━━━━━ DATA EXTRACTS
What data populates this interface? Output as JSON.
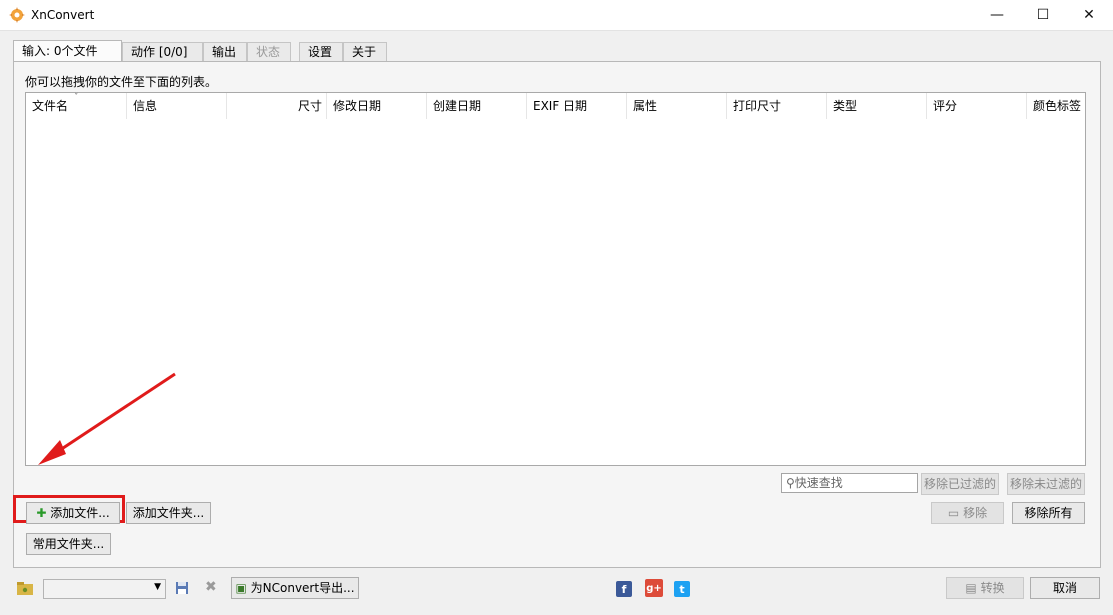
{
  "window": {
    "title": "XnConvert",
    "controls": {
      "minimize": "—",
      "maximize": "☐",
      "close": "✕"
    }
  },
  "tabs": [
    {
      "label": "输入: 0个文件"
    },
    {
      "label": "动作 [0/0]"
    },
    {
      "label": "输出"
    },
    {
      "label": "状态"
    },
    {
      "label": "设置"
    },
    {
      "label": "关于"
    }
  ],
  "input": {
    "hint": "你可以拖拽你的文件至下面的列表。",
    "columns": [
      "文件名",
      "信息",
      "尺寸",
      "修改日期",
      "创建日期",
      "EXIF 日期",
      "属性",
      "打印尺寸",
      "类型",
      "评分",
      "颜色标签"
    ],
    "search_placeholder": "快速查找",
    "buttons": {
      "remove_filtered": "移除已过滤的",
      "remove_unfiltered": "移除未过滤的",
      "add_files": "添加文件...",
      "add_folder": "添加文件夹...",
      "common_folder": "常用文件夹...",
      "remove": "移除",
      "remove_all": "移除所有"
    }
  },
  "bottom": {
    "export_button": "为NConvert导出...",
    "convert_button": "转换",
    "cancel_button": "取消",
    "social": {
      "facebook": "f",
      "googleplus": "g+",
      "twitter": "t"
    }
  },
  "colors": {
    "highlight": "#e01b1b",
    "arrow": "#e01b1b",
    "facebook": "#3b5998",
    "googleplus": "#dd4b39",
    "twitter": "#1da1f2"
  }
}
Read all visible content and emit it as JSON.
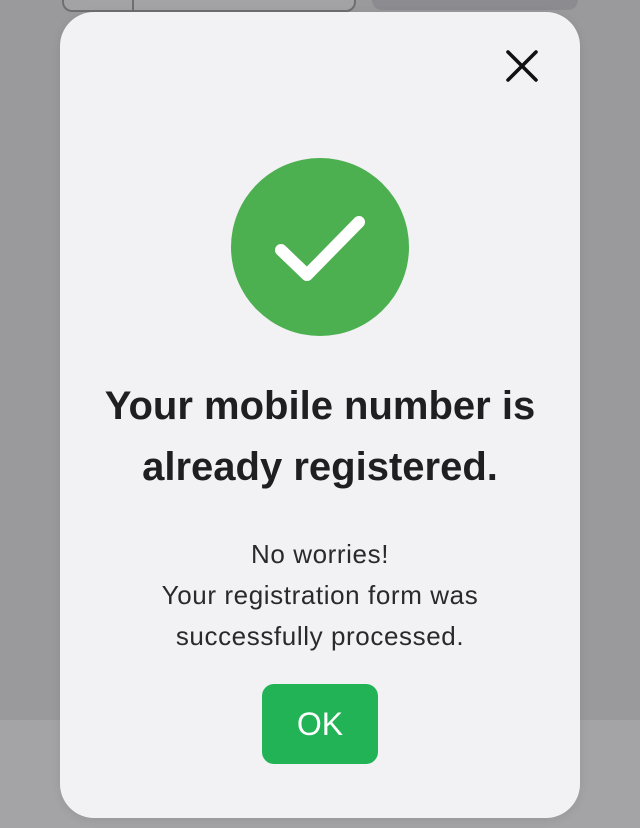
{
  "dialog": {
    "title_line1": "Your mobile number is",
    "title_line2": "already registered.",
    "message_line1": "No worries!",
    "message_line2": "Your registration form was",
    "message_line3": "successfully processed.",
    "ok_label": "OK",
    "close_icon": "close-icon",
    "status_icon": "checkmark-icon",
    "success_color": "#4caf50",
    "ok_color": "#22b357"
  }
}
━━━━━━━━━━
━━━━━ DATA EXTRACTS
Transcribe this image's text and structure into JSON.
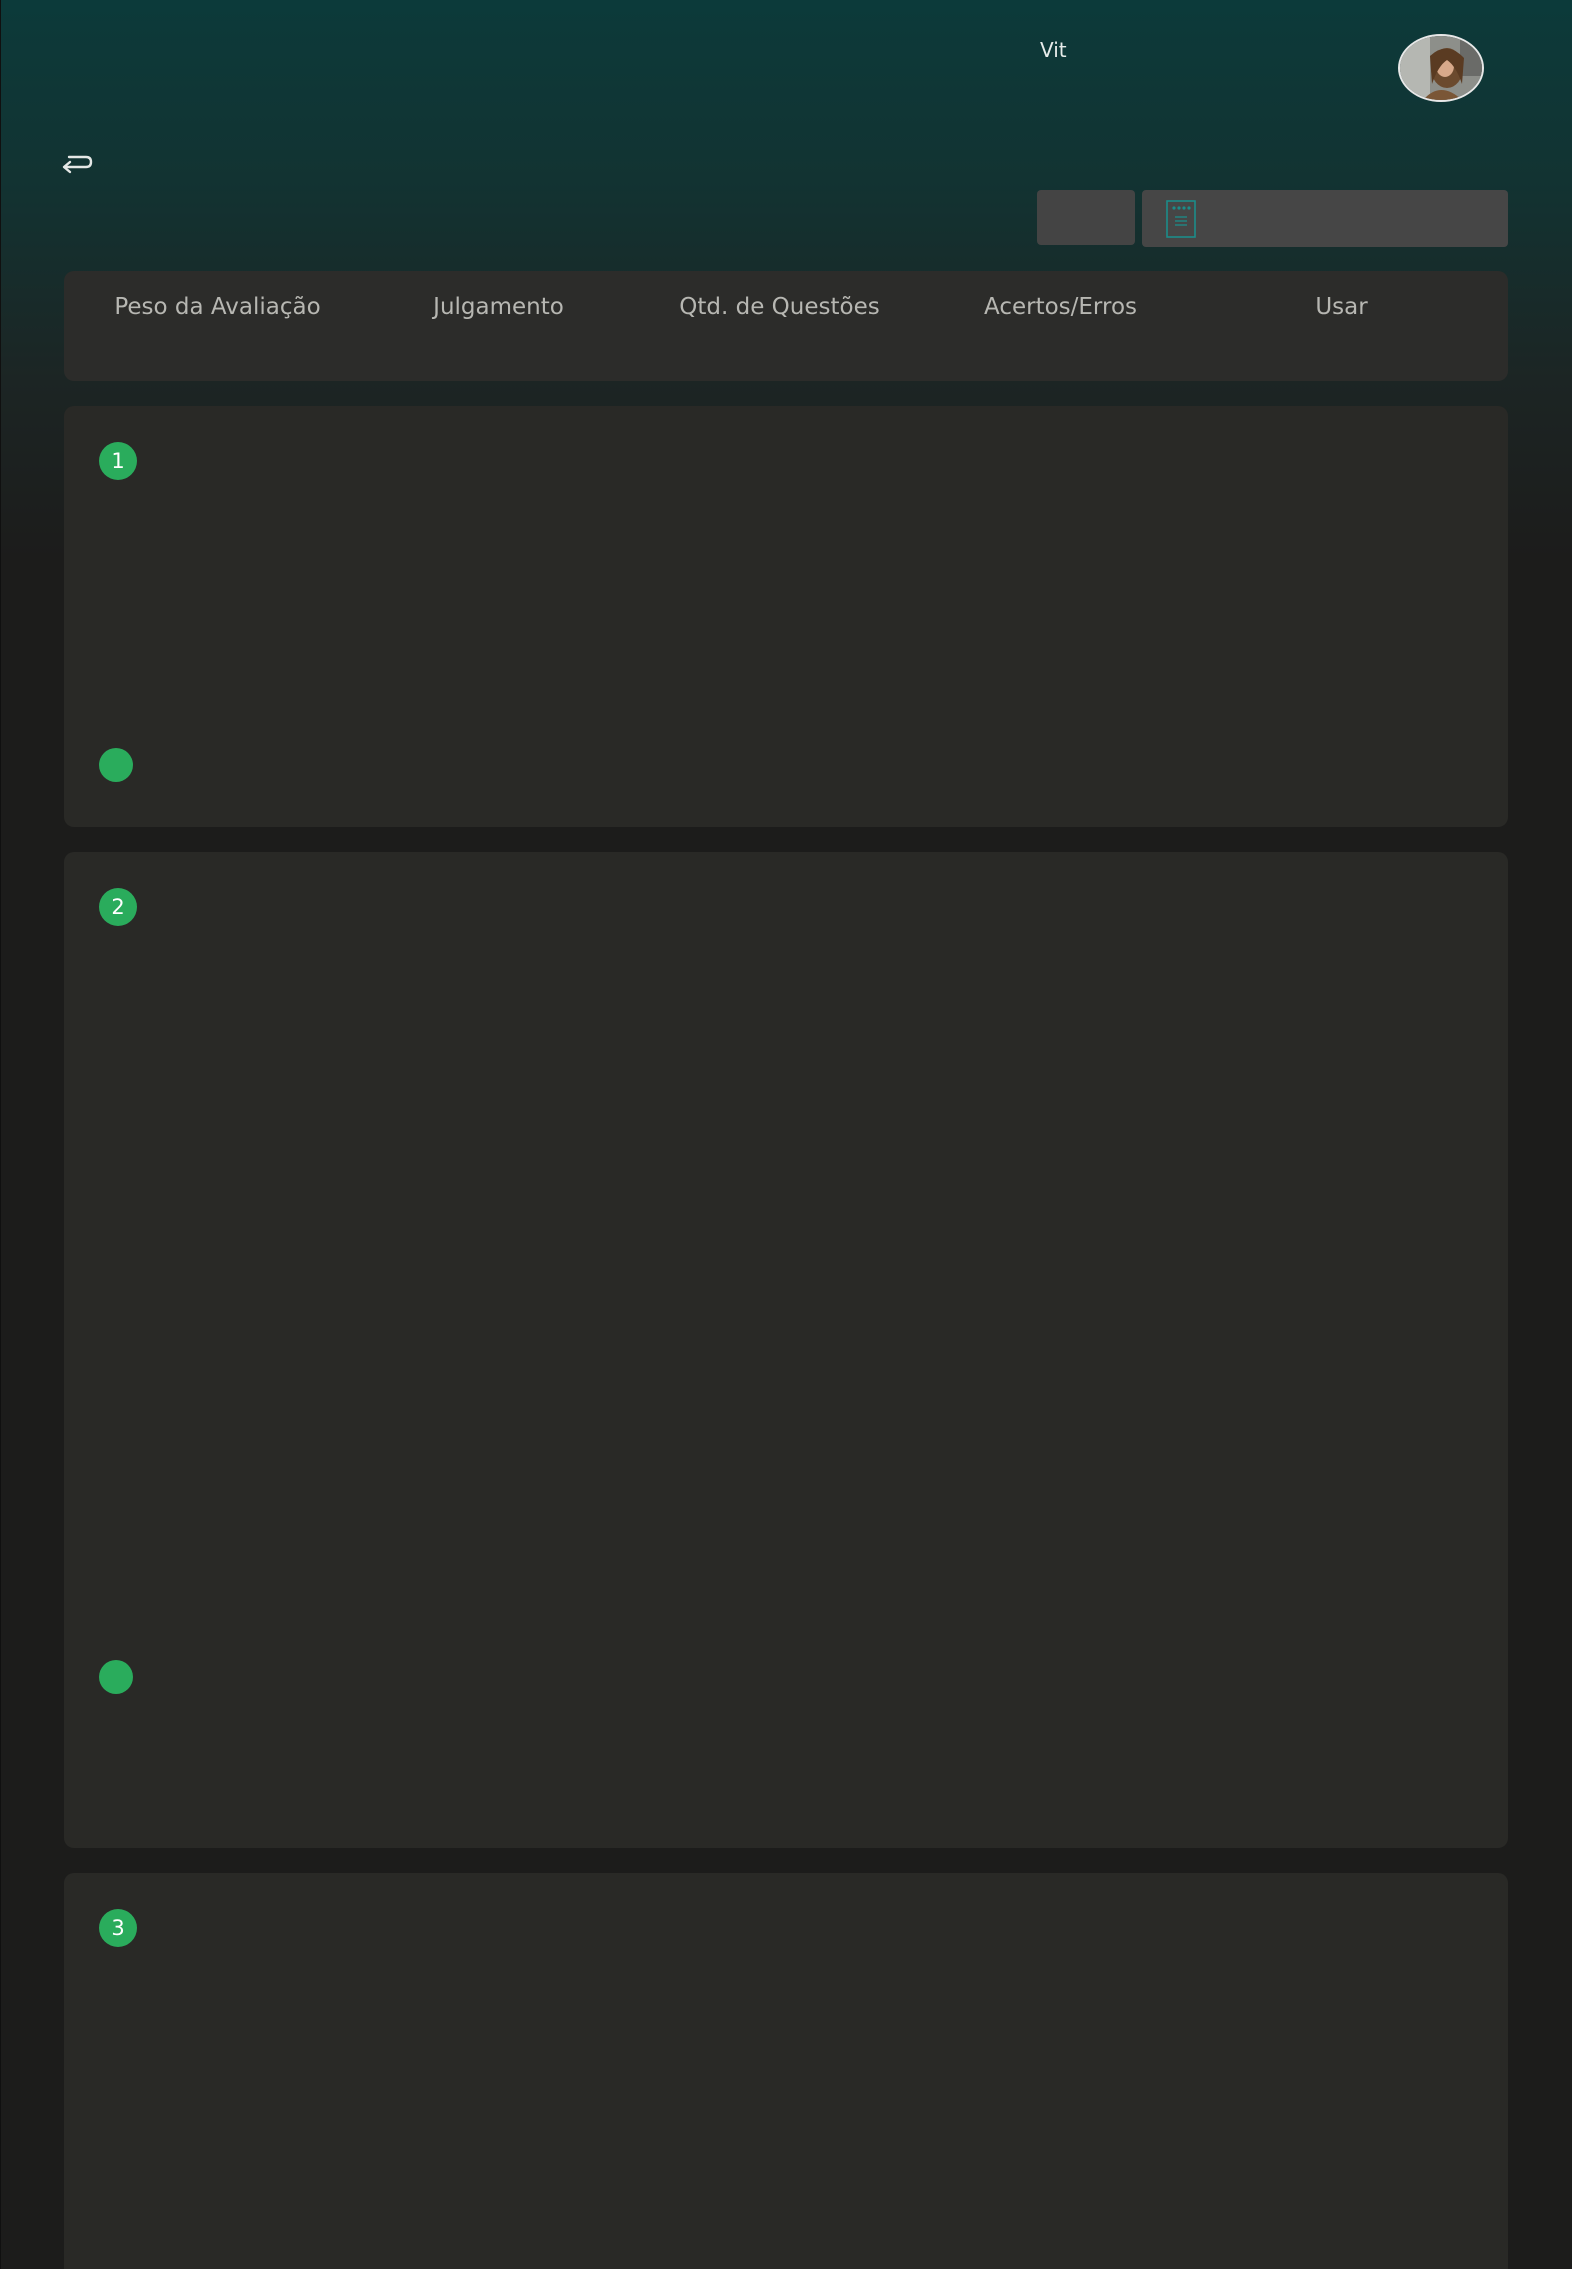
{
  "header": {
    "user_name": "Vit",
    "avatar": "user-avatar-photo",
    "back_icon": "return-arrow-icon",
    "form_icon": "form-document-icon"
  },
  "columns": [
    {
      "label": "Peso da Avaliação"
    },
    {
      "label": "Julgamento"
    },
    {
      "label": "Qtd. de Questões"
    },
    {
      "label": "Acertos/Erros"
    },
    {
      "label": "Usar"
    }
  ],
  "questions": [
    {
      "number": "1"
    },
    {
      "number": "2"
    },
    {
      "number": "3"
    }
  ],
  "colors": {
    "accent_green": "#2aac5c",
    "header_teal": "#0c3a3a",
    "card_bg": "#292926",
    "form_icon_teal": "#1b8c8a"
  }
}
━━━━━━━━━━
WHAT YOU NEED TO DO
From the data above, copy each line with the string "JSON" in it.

RESPONSE AREA
What data populates this interface? Output as JSON.
Read all visible content and emit it as JSON.
Transcribe this image's text and structure into JSON.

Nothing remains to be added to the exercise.